One pretty interesting difference in gameplay I noted with Mirror of Fate is that there are some underwater sequences requiring you to swim. I don’t remember any underwater gameplay in Lords of Shadow, but I may be mistaken. Regardless, it’s a nice plus to Mirror of Fate and gives areas like the Abandoned Mines more intrigue. Other minor notes: there are no more “You can’t carry any more x” messages that I saw too often in LoS, and you do not have to hold down a button to pull in the orbs (magic, XP) around you. This is probably more of a platform-specific difference due to the controls of the 3DS rather than a change to what we’ll see in LoS 2 this Fall, though. They did however also drop the ‘concentric white circles’ quick time event cue, which may be again a design decision since this is on 3DS, or it could be something that we’ll also no longer see in LoS 2. Oh, and one goofy design that I noted was the inclusion of these massive, pushable yet indestructible crates that help you traverse areas at times (such as the caverns at the start). I just found it really odd — and frankly lazy in terms of creative design — that the developers decided to drop in these massive, awkward crates every now and then that you have to grab a hold of and shove around. You use these to hop onto so that you can reach higher areas, but, what the heck is a mint condition, gigantic crate doing in the middle of some underground caves?

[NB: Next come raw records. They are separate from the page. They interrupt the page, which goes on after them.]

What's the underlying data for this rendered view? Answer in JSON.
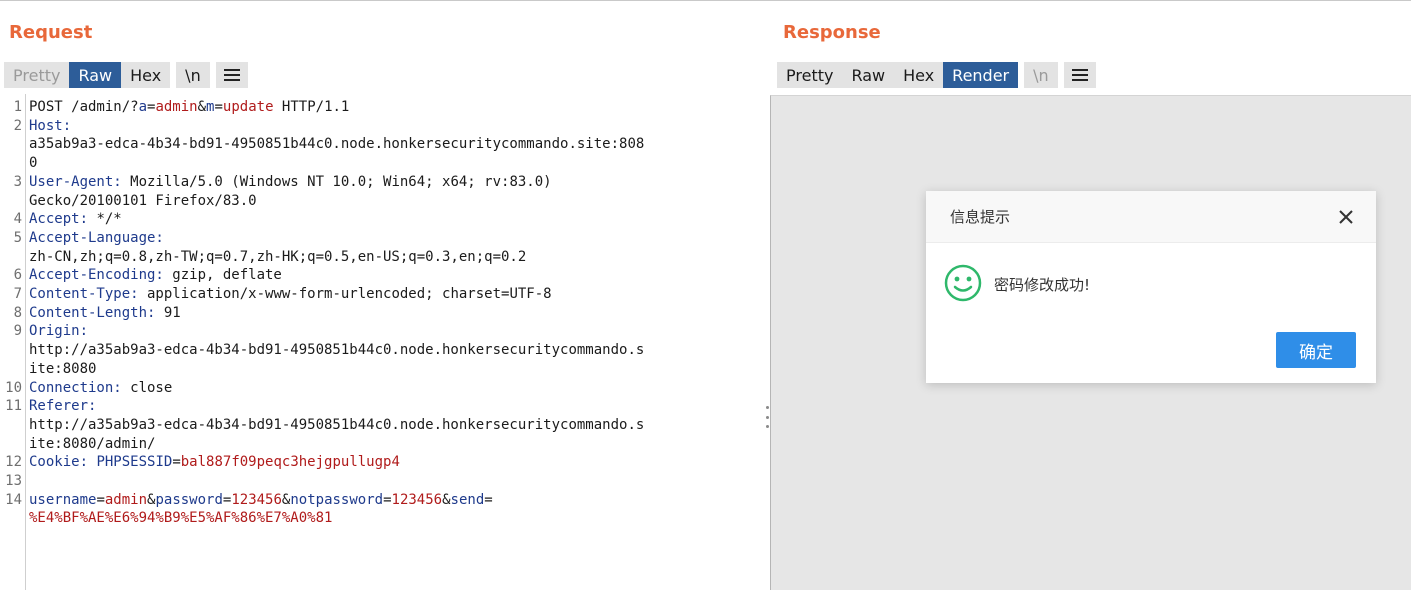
{
  "request": {
    "title": "Request",
    "tabs": [
      {
        "label": "Pretty"
      },
      {
        "label": "Raw"
      },
      {
        "label": "Hex"
      },
      {
        "label": "\\n"
      }
    ],
    "lines": [
      {
        "num": "1",
        "text": "POST /admin/?a=admin&m=update HTTP/1.1"
      },
      {
        "num": "2",
        "text": "Host:"
      },
      {
        "num": "",
        "text": "a35ab9a3-edca-4b34-bd91-4950851b44c0.node.honkersecuritycommando.site:808"
      },
      {
        "num": "",
        "text": "0"
      },
      {
        "num": "3",
        "text": "User-Agent: Mozilla/5.0 (Windows NT 10.0; Win64; x64; rv:83.0)"
      },
      {
        "num": "",
        "text": "Gecko/20100101 Firefox/83.0"
      },
      {
        "num": "4",
        "text": "Accept: */*"
      },
      {
        "num": "5",
        "text": "Accept-Language:"
      },
      {
        "num": "",
        "text": "zh-CN,zh;q=0.8,zh-TW;q=0.7,zh-HK;q=0.5,en-US;q=0.3,en;q=0.2"
      },
      {
        "num": "6",
        "text": "Accept-Encoding: gzip, deflate"
      },
      {
        "num": "7",
        "text": "Content-Type: application/x-www-form-urlencoded; charset=UTF-8"
      },
      {
        "num": "8",
        "text": "Content-Length: 91"
      },
      {
        "num": "9",
        "text": "Origin:"
      },
      {
        "num": "",
        "text": "http://a35ab9a3-edca-4b34-bd91-4950851b44c0.node.honkersecuritycommando.s"
      },
      {
        "num": "",
        "text": "ite:8080"
      },
      {
        "num": "10",
        "text": "Connection: close"
      },
      {
        "num": "11",
        "text": "Referer:"
      },
      {
        "num": "",
        "text": "http://a35ab9a3-edca-4b34-bd91-4950851b44c0.node.honkersecuritycommando.s"
      },
      {
        "num": "",
        "text": "ite:8080/admin/"
      },
      {
        "num": "12",
        "text": "Cookie: PHPSESSID=bal887f09peqc3hejgpullugp4"
      },
      {
        "num": "13",
        "text": ""
      },
      {
        "num": "14",
        "text": "username=admin&password=123456&notpassword=123456&send="
      },
      {
        "num": "",
        "text": "%E4%BF%AE%E6%94%B9%E5%AF%86%E7%A0%81"
      }
    ]
  },
  "response": {
    "title": "Response",
    "tabs": [
      {
        "label": "Pretty"
      },
      {
        "label": "Raw"
      },
      {
        "label": "Hex"
      },
      {
        "label": "Render"
      },
      {
        "label": "\\n"
      }
    ],
    "dialog": {
      "title": "信息提示",
      "message": "密码修改成功!",
      "ok_label": "确定"
    }
  },
  "colors": {
    "title_orange": "#e8683a",
    "active_tab": "#2d5d99",
    "header_key": "#1e3a8c",
    "param_value": "#b01b1b",
    "ok_button": "#2f8ee8",
    "smiley_green": "#2fb86b"
  }
}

The presentation quality of Mirror of Fate is excellent. While the character’s mouths do not move in cutscenes, the voice acting is really good. The music chimes in nicely, and effects are also good. I was actually a bit relieved not to hear Gabriel’s grunts from LoS that were especially apparent during climbing scenes. The 3D effects are really great — the first several levels showcase these very well. I played probably eighty percent of the game in 3D, but some puzzles and during some tougher combat parts, I turned the 3D off. For the puzzles, it was a matter of having to stare at the same screen for a while that made me turn it off. For the tougher combat scenes, I turned 3D off because I found myself moving my 3DS just enough during the intense combat that I was distorting the 3D effect.
With that, let’s get to the summary…